For those of you in the Mid-Maryland area who are interested, information on attending the conference can be found here. You will note that the "official" deadline has passed. Just remember that Baptist deadlines are more like the date we start making follow-up calls than the date we close registration. Childcare is provided as well, although we will definitely need those numbers as soon as possible.

If you would like us to host this conference at your church, and you are located in Maryland or the surrounding area, give us a call and we would be glad to work it out. If you are out of the area, but are interested in something like this, I highly encourage you to get in tough with MAC Region Personnel, or contact Ken Sorrell directly.

Oh, and did I mention where you can get more information?

4 comments:

CB Scott said...

Joel,

I have tried to answer an email from you twice today and each time it is "returned." Contact me again.

cb

Double O Balloon said...

It sounds like a great conference Joel. Will you be discussing the huge amounts we spend on short-term missions in airfare that could go to long term?

Joel Rainey said...

C.B.,

If it was an email you tried to send yesterday regarding a question I asked you, you succeeded, and I appreciate your input . . .I really do.

If it was something else, let me know and I'll try to figure out what is going on.

Jason,
Nope, I won't be addressing that, partially because I believe strongly in short term/volunteer missions and believe airfare, etc. is a very wise use of dollars, PROVIDED we know what we are doing and do it right when we get there. That is the subject of the conference.

If local churches aren't directly involved in missions, they are incomplete in how they fulfill Christ's commands. In our day, I believe this includes short term/volunteer monies and personnel for most congregations. Although I have a great appreciation for long-term support of career missionaries (the Cooperative Program is, after all, at least partially how I make a living nowadays), our commitment must be deeper, and more informed if the nations are to be reached.

I'd elaborate, but Ken Sorrell has already done that in a way I never could, and you can find his online writings here:
http://rtbm.typepad.com

Todd Buck said...

As always, you are relavant and in touch.

Several items I wrote about today touch on your first two posts.

See my cartoons and death devotional for sure. . .

Between Scientology and Gordon Hinckley's Death, there is alot of news concerning our ultimate end.

In this regard, please see my devotion "January Closes, Another Life to Close, and His Peace."

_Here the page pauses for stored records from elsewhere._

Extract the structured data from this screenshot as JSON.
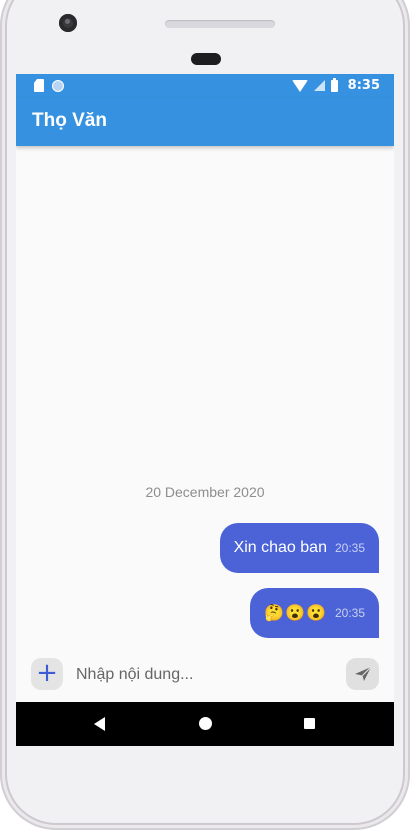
{
  "status_bar": {
    "time": "8:35"
  },
  "app_bar": {
    "title": "Thọ Văn"
  },
  "chat": {
    "date_separator": "20 December 2020",
    "messages": [
      {
        "text": "Xin chao ban",
        "time": "20:35"
      },
      {
        "text": "🤔😮😮",
        "time": "20:35"
      }
    ]
  },
  "composer": {
    "placeholder": "Nhập nội dung...",
    "add_icon_glyph": "+"
  },
  "colors": {
    "primary": "#3692e0",
    "bubble": "#4b63d6"
  },
  "icons": [
    "sim-card-icon",
    "notification-dot-icon",
    "wifi-icon",
    "signal-icon",
    "battery-icon",
    "add-icon",
    "send-icon",
    "back-icon",
    "home-icon",
    "recents-icon"
  ]
}
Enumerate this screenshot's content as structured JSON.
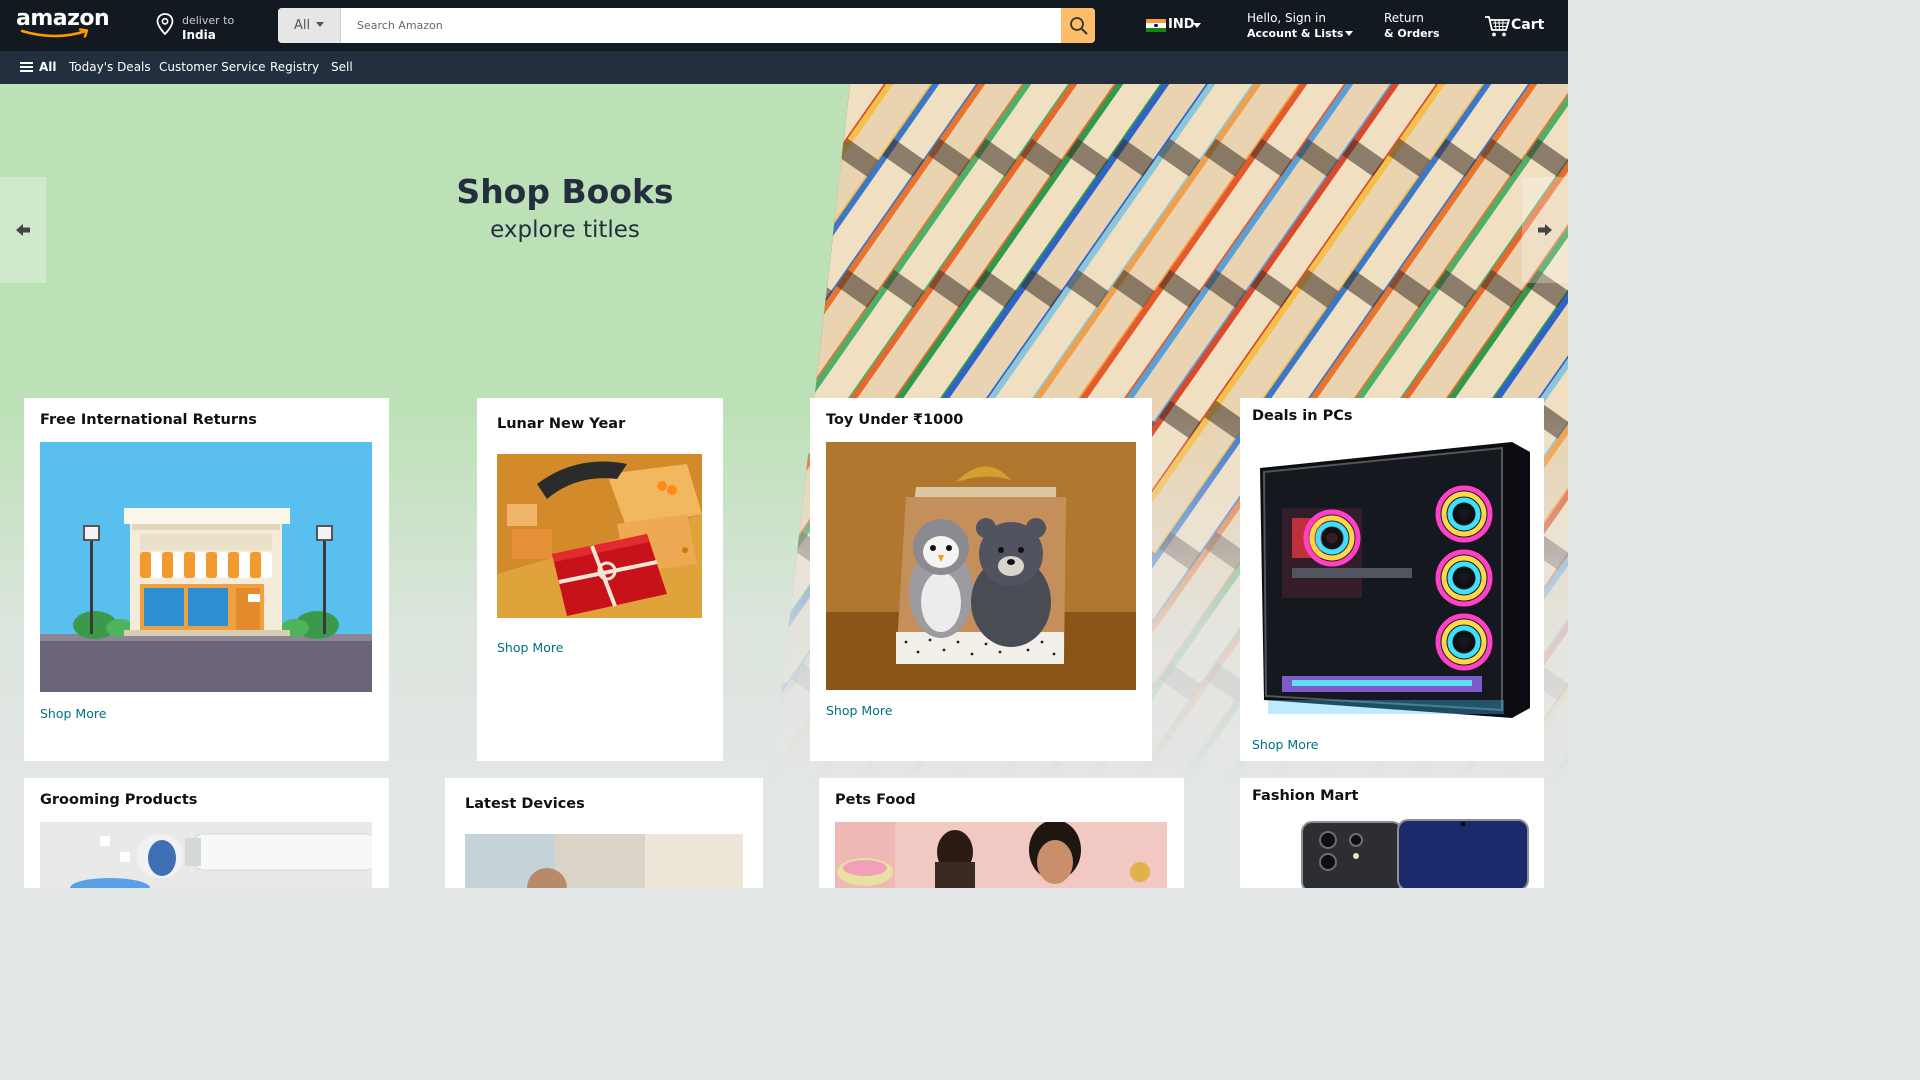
{
  "brand": {
    "logo_text": "amazon"
  },
  "header": {
    "deliver_line1": "deliver to",
    "deliver_line2": "India",
    "search_category": "All",
    "search_placeholder": "Search Amazon",
    "language_code": "IND",
    "account_line1": "Hello, Sign in",
    "account_line2": "Account & Lists",
    "returns_line1": "Return",
    "returns_line2": "& Orders",
    "cart_label": "Cart"
  },
  "subnav": {
    "menu_label": "All",
    "items": [
      "Today's Deals",
      "Customer Service",
      "Registry",
      "Sell"
    ]
  },
  "hero": {
    "title": "Shop Books",
    "subtitle": "explore titles"
  },
  "cards": [
    {
      "title": "Free International Returns",
      "link": "Shop More"
    },
    {
      "title": "Lunar New Year",
      "link": "Shop More"
    },
    {
      "title": "Toy Under ₹1000",
      "link": "Shop More"
    },
    {
      "title": "Deals in PCs",
      "link": "Shop More"
    },
    {
      "title": "Grooming Products"
    },
    {
      "title": "Latest Devices"
    },
    {
      "title": "Pets Food"
    },
    {
      "title": "Fashion Mart"
    }
  ],
  "colors": {
    "nav_dark": "#131921",
    "nav_secondary": "#232f3e",
    "search_button": "#febd69",
    "hero_green": "#bde1b7",
    "link": "#007185",
    "page_bg": "#e3e6e6"
  },
  "icons": [
    "amazon-smile-icon",
    "location-pin-icon",
    "search-icon",
    "india-flag-icon",
    "cart-icon",
    "hamburger-icon",
    "arrow-left-icon",
    "arrow-right-icon"
  ]
}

Also a new POLL on New Year's Resolutions (aka Politics/Celebrity in the New Year).

Not too many polls include Chevy Chase, Britney Spears, and John Frame in the same question!

Thanks for all that you do for Him.

In the Lamb,

Todd Buck